In the study, 20 people who suffer from dust mite allergies were given a Wellmed mattress. Half of the mattresses were heated to 130 degrees Fahrenheit (55 degrees Celsius) three times a week using integrated textile heating elements. The control group received the same type of mattress, but without the integrated heating elements.
Over the following months, a research team lead by Prof. Dr. Dirk Höfer measured the amount of allergenic dust mite feces several times for both groups. Previous laboratory testing had shown that periodic heat treatment successfully prevented dust mites from becoming established. This study achieved the same results under normal, in-home conditions.
After six months of use, the periodically heat-treated Wellmed mattresses showed only minimal traces of dust mite feces while the level in the control mattresses steadily accumulated. After 18 months there were 17 times more allergens in the control group mattresses than in the heat-treated group. When the study concluded after 24 months, that number had risen to 28 times.
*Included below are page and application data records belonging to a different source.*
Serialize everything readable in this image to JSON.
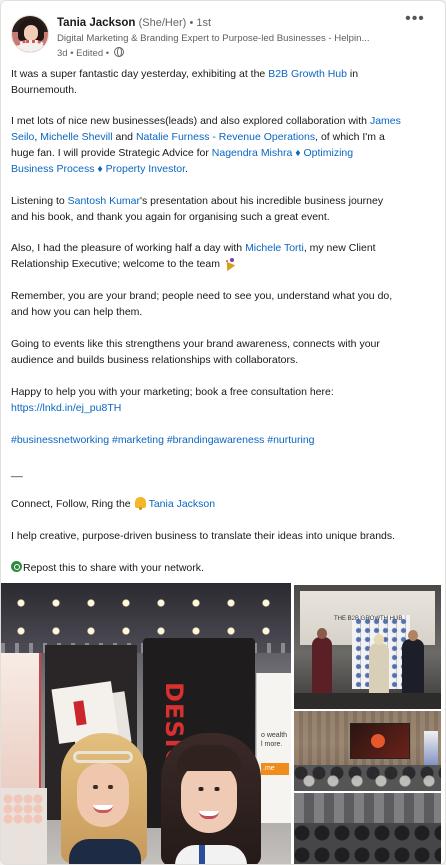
{
  "post": {
    "author": {
      "name": "Tania Jackson",
      "pronouns": "(She/Her)",
      "degree": "• 1st",
      "headline": "Digital Marketing & Branding Expert to Purpose-led Businesses - Helpin...",
      "meta": "3d • Edited •",
      "avatar_icon": "profile-photo"
    },
    "more_label": "•••",
    "lines": {
      "l1a": "It was a super fantastic day yesterday, exhibiting at the ",
      "l1b": "B2B Growth Hub",
      "l1c": " in",
      "l2": "Bournemouth.",
      "l3a": "I met lots of nice new businesses(leads) and also explored collaboration with ",
      "l3b": "James",
      "l4a": "Seilo",
      "l4b": ", ",
      "l4c": "Michelle Shevill",
      "l4d": " and ",
      "l4e": "Natalie Furness - Revenue Operations",
      "l4f": ", of which I'm a",
      "l5a": "huge fan. I will provide Strategic Advice for ",
      "l5b": "Nagendra Mishra ♦ Optimizing",
      "l6a": "Business Process ♦ Property Investor",
      "l6b": ".",
      "l7a": "Listening to ",
      "l7b": "Santosh Kumar",
      "l7c": "'s presentation about his incredible business journey",
      "l8": "and his book, and thank you again for organising such a great event.",
      "l9a": "Also, I had the pleasure of working half a day with ",
      "l9b": "Michele Torti",
      "l9c": ", my new Client",
      "l10": "Relationship Executive; welcome to the team ",
      "l11": "Remember, you are your brand; people need to see you, understand what you do,",
      "l12": "and how you can help them.",
      "l13": "Going to events like this strengthens your brand awareness, connects with your",
      "l14": "audience and builds business relationships with collaborators.",
      "l15": "Happy to help you with your marketing; book a free consultation here:",
      "l16": "https://lnkd.in/ej_pu8TH",
      "l17": "#businessnetworking #marketing #brandingawareness #nurturing",
      "l18": "__",
      "l19a": "Connect, Follow, Ring the ",
      "l19b": "Tania Jackson",
      "l20": "I help creative, purpose-driven business to translate their ideas into unique brands.",
      "l21": "Repost this to share with your network."
    },
    "photos": {
      "main_banner_text": "DESIGN",
      "side_board_text": "o wealth\nl more.",
      "side_board_tag": ".me",
      "top_right_title": "THE B2B GROWTH HUB"
    }
  }
}
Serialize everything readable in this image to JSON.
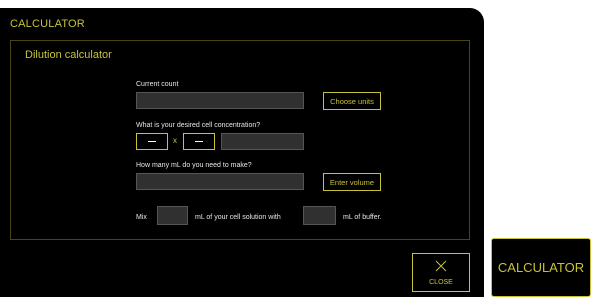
{
  "modal": {
    "title": "CALCULATOR",
    "close_label": "CLOSE"
  },
  "dilution": {
    "title": "Dilution calculator",
    "current_count_label": "Current count",
    "current_count_value": "",
    "choose_units_label": "Choose units",
    "concentration_label": "What is your desired cell concentration?",
    "concentration_separator": "x",
    "concentration_value": "",
    "volume_label": "How many mL do you need to make?",
    "volume_value": "",
    "enter_volume_label": "Enter volume",
    "mix_prefix": "Mix",
    "mix_cell_value": "",
    "mix_middle": "mL of your cell solution with",
    "mix_buffer_value": "",
    "mix_suffix": "mL of buffer."
  },
  "side_button": {
    "label": "CALCULATOR"
  },
  "colors": {
    "accent": "#c8c23a",
    "background": "#000000",
    "field": "#303030"
  }
}
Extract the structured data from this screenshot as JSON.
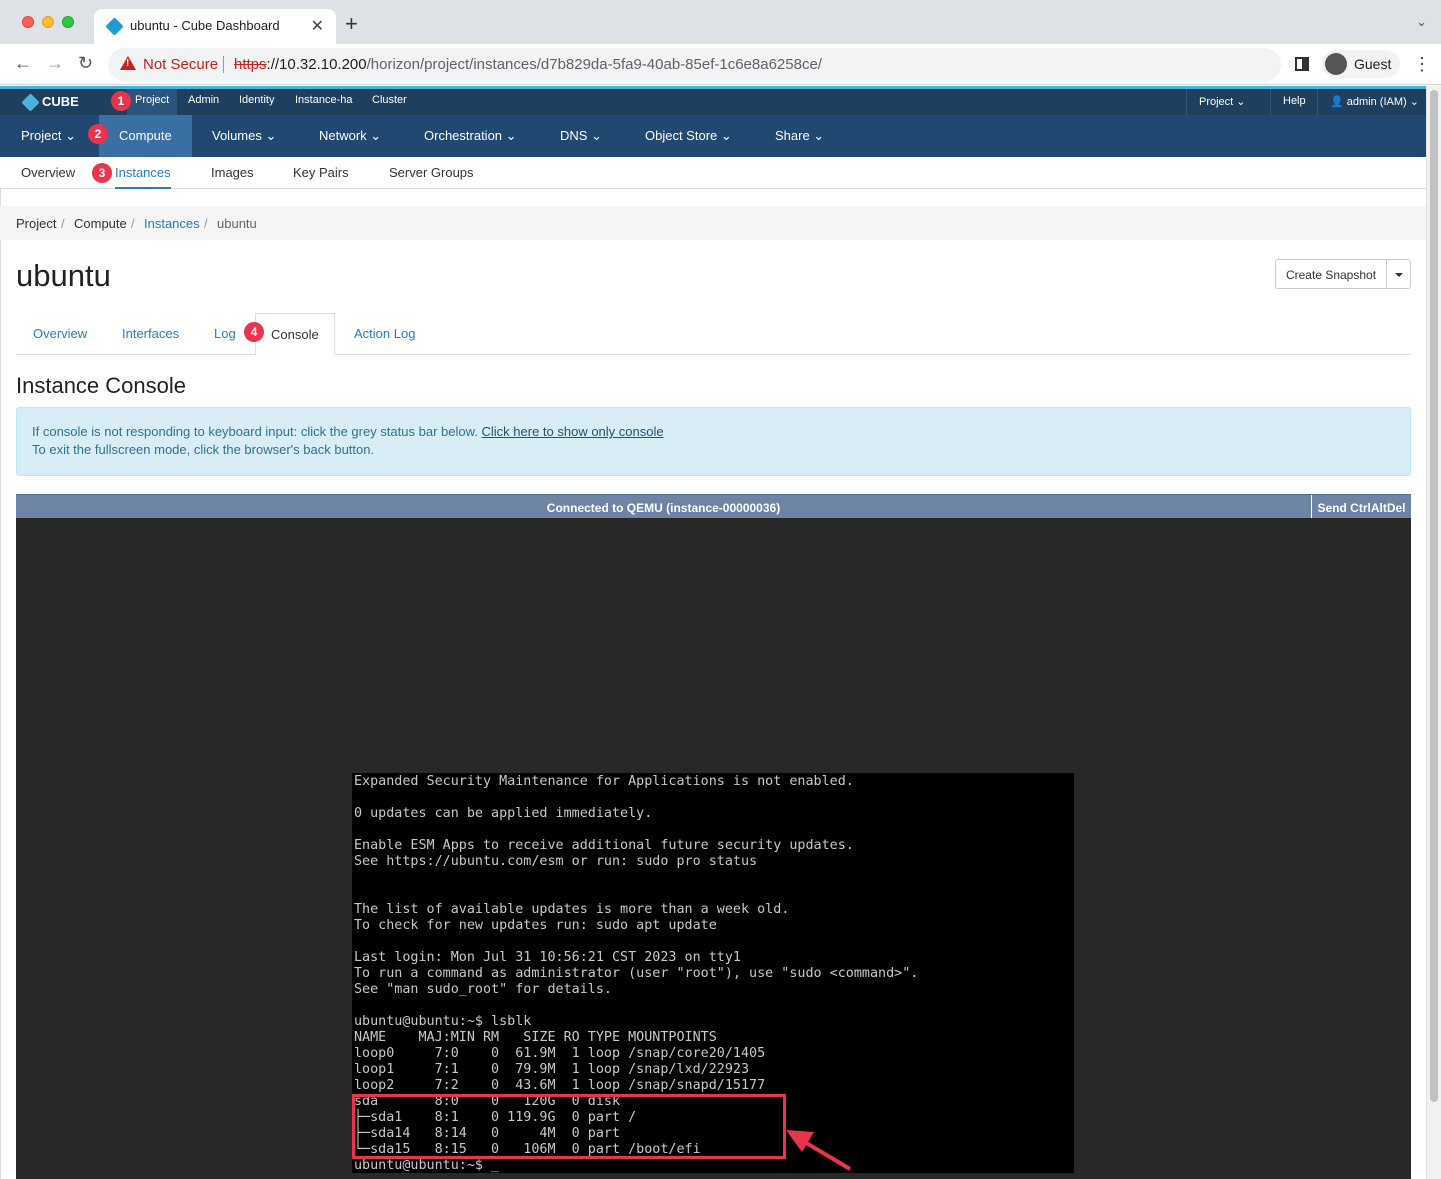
{
  "browser": {
    "tab_title": "ubuntu - Cube Dashboard",
    "tab_close": "✕",
    "new_tab": "+",
    "tab_menu": "⌄",
    "back": "←",
    "forward": "→",
    "reload": "↻",
    "security_label": "Not Secure",
    "url_scheme": "https",
    "url_host": "://10.32.10.200",
    "url_path": "/horizon/project/instances/d7b829da-5fa9-40ab-85ef-1c6e8a6258ce/",
    "profile_name": "Guest",
    "menu": "⋮"
  },
  "topnav": {
    "logo": "CUBE",
    "items": [
      "Project",
      "Admin",
      "Identity",
      "Instance-ha",
      "Cluster"
    ],
    "right": [
      "Project ⌄",
      "Help",
      "admin (IAM) ⌄"
    ]
  },
  "secnav": {
    "items": [
      "Project ⌄",
      "Compute",
      "Volumes ⌄",
      "Network ⌄",
      "Orchestration ⌄",
      "DNS ⌄",
      "Object Store ⌄",
      "Share ⌄"
    ]
  },
  "tertnav": {
    "items": [
      "Overview",
      "Instances",
      "Images",
      "Key Pairs",
      "Server Groups"
    ]
  },
  "breadcrumb": {
    "items": [
      "Project",
      "Compute",
      "Instances",
      "ubuntu"
    ],
    "sep": "/"
  },
  "page": {
    "title": "ubuntu",
    "snapshot_button": "Create Snapshot"
  },
  "detail_tabs": [
    "Overview",
    "Interfaces",
    "Log",
    "Console",
    "Action Log"
  ],
  "console": {
    "title": "Instance Console",
    "info_line1": "If console is not responding to keyboard input: click the grey status bar below.",
    "info_link": "Click here to show only console",
    "info_line2": "To exit the fullscreen mode, click the browser's back button.",
    "status": "Connected to QEMU (instance-00000036)",
    "send_cad": "Send CtrlAltDel",
    "terminal_text": "Expanded Security Maintenance for Applications is not enabled.\n\n0 updates can be applied immediately.\n\nEnable ESM Apps to receive additional future security updates.\nSee https://ubuntu.com/esm or run: sudo pro status\n\n\nThe list of available updates is more than a week old.\nTo check for new updates run: sudo apt update\n\nLast login: Mon Jul 31 10:56:21 CST 2023 on tty1\nTo run a command as administrator (user \"root\"), use \"sudo <command>\".\nSee \"man sudo_root\" for details.\n\nubuntu@ubuntu:~$ lsblk\nNAME    MAJ:MIN RM   SIZE RO TYPE MOUNTPOINTS\nloop0     7:0    0  61.9M  1 loop /snap/core20/1405\nloop1     7:1    0  79.9M  1 loop /snap/lxd/22923\nloop2     7:2    0  43.6M  1 loop /snap/snapd/15177\nsda       8:0    0   120G  0 disk\n├─sda1    8:1    0 119.9G  0 part /\n├─sda14   8:14   0     4M  0 part\n└─sda15   8:15   0   106M  0 part /boot/efi\nubuntu@ubuntu:~$ _"
  },
  "badges": [
    "1",
    "2",
    "3",
    "4"
  ],
  "colors": {
    "accent": "#e8344d",
    "nav_dark": "#1f3f5f",
    "link": "#2b7bbf"
  }
}
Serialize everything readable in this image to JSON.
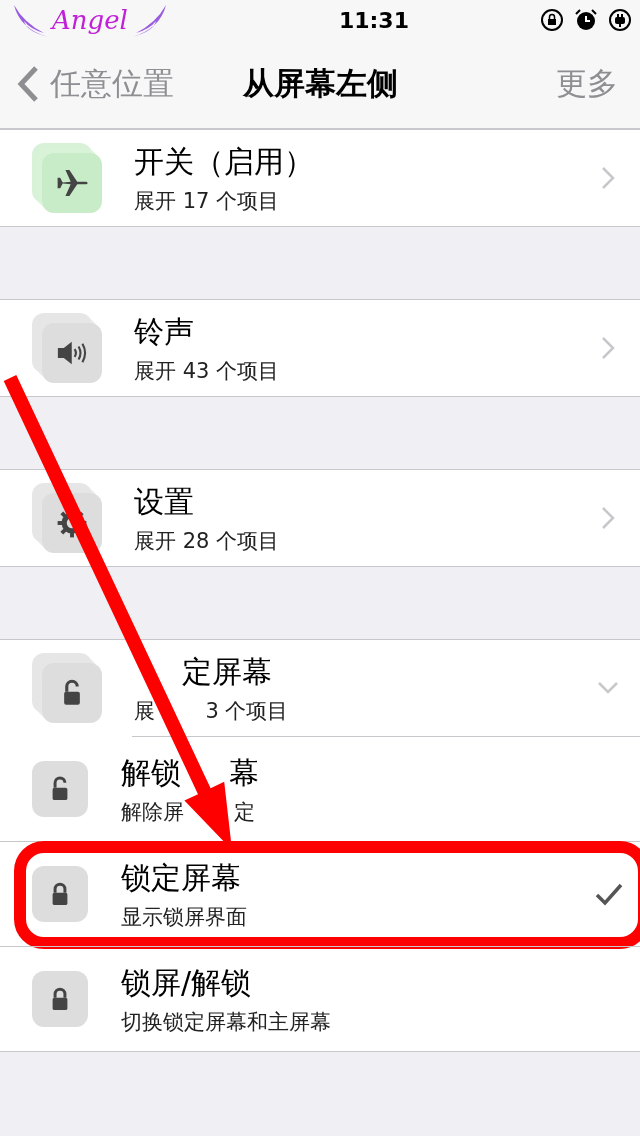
{
  "status_bar": {
    "carrier": "Angel",
    "time": "11:31"
  },
  "nav": {
    "back": "任意位置",
    "title": "从屏幕左侧",
    "action": "更多"
  },
  "groups": [
    {
      "title": "开关（启用）",
      "subtitle": "展开 17 个项目",
      "kind": "airplane",
      "expanded": false
    },
    {
      "title": "铃声",
      "subtitle": "展开 43 个项目",
      "kind": "speaker",
      "expanded": false
    },
    {
      "title": "设置",
      "subtitle": "展开 28 个项目",
      "kind": "gear",
      "expanded": false
    },
    {
      "title": [
        {
          "text": "定屏幕",
          "gap_before": true
        }
      ],
      "subtitle": [
        {
          "text": "展",
          "gap_before": false
        },
        {
          "text": "3 个项目",
          "gap_before": true
        }
      ],
      "kind": "unlock",
      "expanded": true,
      "children": [
        {
          "title": [
            {
              "text": "解锁",
              "gap_before": false
            },
            {
              "text": "幕",
              "gap_before": true
            }
          ],
          "subtitle": [
            {
              "text": "解除屏",
              "gap_before": false
            },
            {
              "text": "定",
              "gap_before": true
            }
          ],
          "kind": "unlock",
          "selected": false
        },
        {
          "title": "锁定屏幕",
          "subtitle": "显示锁屏界面",
          "kind": "lock",
          "selected": true
        },
        {
          "title": "锁屏/解锁",
          "subtitle": "切换锁定屏幕和主屏幕",
          "kind": "lock",
          "selected": false
        }
      ]
    }
  ]
}
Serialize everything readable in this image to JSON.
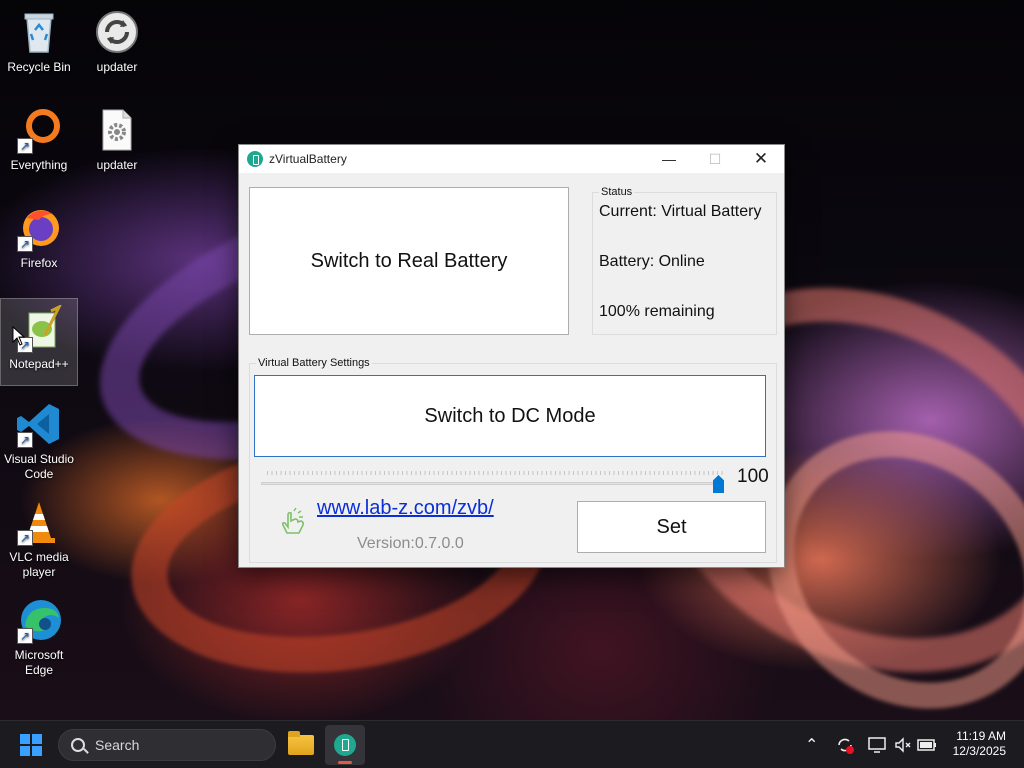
{
  "desktop": {
    "icons": [
      {
        "label": "Recycle Bin"
      },
      {
        "label": "updater"
      },
      {
        "label": "Everything"
      },
      {
        "label": "updater"
      },
      {
        "label": "Firefox"
      },
      {
        "label": "Notepad++"
      },
      {
        "label": "Visual Studio Code"
      },
      {
        "label": "VLC media player"
      },
      {
        "label": "Microsoft Edge"
      }
    ]
  },
  "window": {
    "title": "zVirtualBattery",
    "switch_real_label": "Switch to Real Battery",
    "status": {
      "group_title": "Status",
      "current": "Current: Virtual Battery",
      "battery": "Battery: Online",
      "remaining": "100% remaining"
    },
    "settings": {
      "group_title": "Virtual Battery Settings",
      "switch_dc_label": "Switch to DC Mode",
      "slider_value": "100",
      "slider_percent": 100,
      "link": "www.lab-z.com/zvb/",
      "version": "Version:0.7.0.0",
      "set_label": "Set"
    }
  },
  "taskbar": {
    "search_placeholder": "Search",
    "time": "11:19 AM",
    "date": "12/3/2025"
  },
  "colors": {
    "accent": "#0078d4",
    "link": "#0a2fd8",
    "app_icon": "#1fa88f"
  }
}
The final analysis showed that the number of dust mite allergens in the periodically heat-treated mattresses had increased only marginally during the study period, remaining below the threshold that causes allergic reactions. Participants in the treatment group also showed reductions in their self-reported allergy problems.
The expected average useful life of the mattress is 10 years.